The emerald ash borer is an exotic green beetle discovered in southeastern Michigan in 2002. While the adult beetles eat ash foliage and cause little damage, the larvae feed on the inner bark of ash trees, disrupting the tree’s ability to transport water and nutrients.
Maine is ahead of other states in trying to prevent and manage the invasion before it occurs, but its eventual presence in the state is likely inevitable, explains UMaine associate professor of forest resources William Livingston.
The most important of those management practices is preventing people from transporting wood into the state from other areas, says Livingston, who, with colleagues, successfully urged the passage in January of LD 1607, An Act to Regulate the Transportation of Firewood, signed by Gov. Baldacci into law April 1.
“The longer it takes to get here, the better chance of natural predators or parasites — either native or introduced — to reduce the population,” Livingston says. Ash is a common landscaping tree in Maine, and according to Livingston, “almost all of the planted ash trees in urban areas are likely to be killed by the borer after it gets here. This is what happened in the Detroit area.”
While ash represents only a small percentage of forest trees in Maine, at 427 million trees, it is still a significant resource.

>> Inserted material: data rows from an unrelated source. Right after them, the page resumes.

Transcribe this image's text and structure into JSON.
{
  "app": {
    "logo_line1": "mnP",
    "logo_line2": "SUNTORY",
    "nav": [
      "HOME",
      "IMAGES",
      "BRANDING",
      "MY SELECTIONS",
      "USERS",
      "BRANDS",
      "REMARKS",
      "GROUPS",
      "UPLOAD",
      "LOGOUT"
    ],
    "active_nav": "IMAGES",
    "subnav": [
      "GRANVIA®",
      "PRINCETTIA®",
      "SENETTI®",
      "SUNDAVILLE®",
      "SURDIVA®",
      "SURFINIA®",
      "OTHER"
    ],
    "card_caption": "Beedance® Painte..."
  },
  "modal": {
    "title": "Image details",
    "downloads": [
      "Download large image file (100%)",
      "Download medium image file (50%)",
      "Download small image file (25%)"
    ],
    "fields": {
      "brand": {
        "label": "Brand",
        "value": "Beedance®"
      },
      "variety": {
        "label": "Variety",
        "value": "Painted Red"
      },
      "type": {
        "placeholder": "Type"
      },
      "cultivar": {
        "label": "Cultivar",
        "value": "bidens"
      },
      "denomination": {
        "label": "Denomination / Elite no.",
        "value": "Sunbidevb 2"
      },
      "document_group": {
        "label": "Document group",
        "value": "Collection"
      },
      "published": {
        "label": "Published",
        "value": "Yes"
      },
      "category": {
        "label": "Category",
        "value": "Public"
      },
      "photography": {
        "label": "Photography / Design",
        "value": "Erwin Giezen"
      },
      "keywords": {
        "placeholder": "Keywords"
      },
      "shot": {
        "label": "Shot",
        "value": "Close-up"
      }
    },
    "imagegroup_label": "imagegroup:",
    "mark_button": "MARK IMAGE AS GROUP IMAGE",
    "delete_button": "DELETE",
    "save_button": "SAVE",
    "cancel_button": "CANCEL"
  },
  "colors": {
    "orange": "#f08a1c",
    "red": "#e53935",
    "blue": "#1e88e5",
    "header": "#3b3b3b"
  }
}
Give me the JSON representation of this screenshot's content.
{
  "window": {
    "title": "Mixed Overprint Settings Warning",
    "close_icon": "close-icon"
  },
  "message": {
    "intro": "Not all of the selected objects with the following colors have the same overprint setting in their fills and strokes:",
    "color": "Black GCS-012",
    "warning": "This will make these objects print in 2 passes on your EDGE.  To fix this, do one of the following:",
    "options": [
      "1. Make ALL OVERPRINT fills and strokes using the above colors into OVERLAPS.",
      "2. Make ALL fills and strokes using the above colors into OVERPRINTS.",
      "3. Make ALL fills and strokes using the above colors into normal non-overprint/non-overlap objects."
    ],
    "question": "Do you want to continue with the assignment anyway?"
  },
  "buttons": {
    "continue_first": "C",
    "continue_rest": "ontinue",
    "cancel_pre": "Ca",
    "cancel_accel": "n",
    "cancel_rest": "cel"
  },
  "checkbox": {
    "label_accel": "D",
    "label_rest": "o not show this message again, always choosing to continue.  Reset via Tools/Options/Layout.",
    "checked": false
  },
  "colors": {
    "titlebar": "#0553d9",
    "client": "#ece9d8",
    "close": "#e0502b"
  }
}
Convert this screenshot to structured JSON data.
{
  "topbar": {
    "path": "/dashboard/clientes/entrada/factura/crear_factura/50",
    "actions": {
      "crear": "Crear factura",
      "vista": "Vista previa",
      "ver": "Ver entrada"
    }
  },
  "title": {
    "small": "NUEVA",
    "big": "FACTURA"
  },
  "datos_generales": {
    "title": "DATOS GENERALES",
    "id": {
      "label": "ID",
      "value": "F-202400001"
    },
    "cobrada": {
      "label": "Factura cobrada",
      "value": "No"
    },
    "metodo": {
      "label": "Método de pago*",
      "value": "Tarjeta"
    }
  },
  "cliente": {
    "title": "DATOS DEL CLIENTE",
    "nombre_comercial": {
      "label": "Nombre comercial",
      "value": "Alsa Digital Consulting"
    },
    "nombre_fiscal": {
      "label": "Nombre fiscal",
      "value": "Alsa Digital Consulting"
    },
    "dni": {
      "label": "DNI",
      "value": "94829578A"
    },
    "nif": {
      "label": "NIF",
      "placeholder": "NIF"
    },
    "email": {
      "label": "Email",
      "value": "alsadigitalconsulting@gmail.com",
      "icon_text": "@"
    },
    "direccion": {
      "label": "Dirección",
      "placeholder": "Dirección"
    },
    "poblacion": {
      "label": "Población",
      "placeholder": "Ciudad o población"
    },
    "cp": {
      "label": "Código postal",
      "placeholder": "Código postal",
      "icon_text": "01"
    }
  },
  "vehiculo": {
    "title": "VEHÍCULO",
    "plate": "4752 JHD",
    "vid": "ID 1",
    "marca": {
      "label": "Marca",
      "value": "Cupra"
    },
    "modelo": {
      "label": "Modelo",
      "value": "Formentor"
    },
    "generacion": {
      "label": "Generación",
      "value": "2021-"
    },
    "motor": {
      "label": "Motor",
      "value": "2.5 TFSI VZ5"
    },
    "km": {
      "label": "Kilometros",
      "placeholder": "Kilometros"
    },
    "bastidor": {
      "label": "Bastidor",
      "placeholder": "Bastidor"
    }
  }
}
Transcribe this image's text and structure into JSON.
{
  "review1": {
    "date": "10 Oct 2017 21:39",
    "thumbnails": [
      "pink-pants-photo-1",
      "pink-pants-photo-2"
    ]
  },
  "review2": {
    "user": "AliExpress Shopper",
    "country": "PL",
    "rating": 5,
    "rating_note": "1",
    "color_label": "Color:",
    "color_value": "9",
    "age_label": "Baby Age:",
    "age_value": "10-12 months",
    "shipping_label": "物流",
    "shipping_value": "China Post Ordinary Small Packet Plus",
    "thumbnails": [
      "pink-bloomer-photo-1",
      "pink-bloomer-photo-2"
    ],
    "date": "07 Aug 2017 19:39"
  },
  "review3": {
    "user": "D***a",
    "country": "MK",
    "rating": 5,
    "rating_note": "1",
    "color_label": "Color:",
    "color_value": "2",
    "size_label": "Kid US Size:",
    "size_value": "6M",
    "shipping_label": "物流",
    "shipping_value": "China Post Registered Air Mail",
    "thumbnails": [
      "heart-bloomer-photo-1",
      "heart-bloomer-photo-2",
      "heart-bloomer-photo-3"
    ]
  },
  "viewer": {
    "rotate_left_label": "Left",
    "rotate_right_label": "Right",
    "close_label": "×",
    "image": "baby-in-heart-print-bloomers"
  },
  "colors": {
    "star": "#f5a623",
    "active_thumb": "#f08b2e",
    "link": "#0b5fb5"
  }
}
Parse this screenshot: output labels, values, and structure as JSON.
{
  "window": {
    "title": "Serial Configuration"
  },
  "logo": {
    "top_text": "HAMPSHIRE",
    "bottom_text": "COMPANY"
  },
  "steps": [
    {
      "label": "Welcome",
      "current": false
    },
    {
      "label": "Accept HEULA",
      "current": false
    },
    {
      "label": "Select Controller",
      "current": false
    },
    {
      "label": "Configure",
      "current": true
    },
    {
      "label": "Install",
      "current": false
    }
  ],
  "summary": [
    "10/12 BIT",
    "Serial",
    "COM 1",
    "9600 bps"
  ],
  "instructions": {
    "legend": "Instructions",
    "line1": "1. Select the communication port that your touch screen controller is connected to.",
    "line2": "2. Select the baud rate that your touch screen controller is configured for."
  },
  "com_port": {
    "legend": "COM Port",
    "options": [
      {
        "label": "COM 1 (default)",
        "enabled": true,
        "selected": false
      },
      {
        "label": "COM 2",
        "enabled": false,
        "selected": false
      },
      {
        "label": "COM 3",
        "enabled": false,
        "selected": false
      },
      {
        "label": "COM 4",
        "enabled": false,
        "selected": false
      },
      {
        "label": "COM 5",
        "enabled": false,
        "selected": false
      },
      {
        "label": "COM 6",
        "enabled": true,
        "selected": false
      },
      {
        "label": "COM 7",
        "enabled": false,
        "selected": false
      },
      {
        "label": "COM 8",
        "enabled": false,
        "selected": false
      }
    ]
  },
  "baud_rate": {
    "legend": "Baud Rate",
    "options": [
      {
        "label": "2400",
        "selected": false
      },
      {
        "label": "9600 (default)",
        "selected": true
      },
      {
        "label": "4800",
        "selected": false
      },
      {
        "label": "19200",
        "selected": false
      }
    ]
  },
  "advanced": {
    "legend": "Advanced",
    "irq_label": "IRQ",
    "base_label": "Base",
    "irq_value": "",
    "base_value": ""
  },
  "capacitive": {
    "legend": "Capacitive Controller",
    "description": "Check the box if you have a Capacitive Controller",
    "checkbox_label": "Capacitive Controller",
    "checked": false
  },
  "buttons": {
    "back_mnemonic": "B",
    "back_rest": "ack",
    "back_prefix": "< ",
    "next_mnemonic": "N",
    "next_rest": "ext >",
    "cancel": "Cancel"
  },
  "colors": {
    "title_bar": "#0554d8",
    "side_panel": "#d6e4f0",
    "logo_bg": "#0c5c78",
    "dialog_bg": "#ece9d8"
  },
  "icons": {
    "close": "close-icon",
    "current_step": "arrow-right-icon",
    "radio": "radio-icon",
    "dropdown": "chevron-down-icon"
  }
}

“The relative impact on Maine forests will be small commercially as far as wood volume, but where ash does have value, that means it’s really threatened,” Livingston says.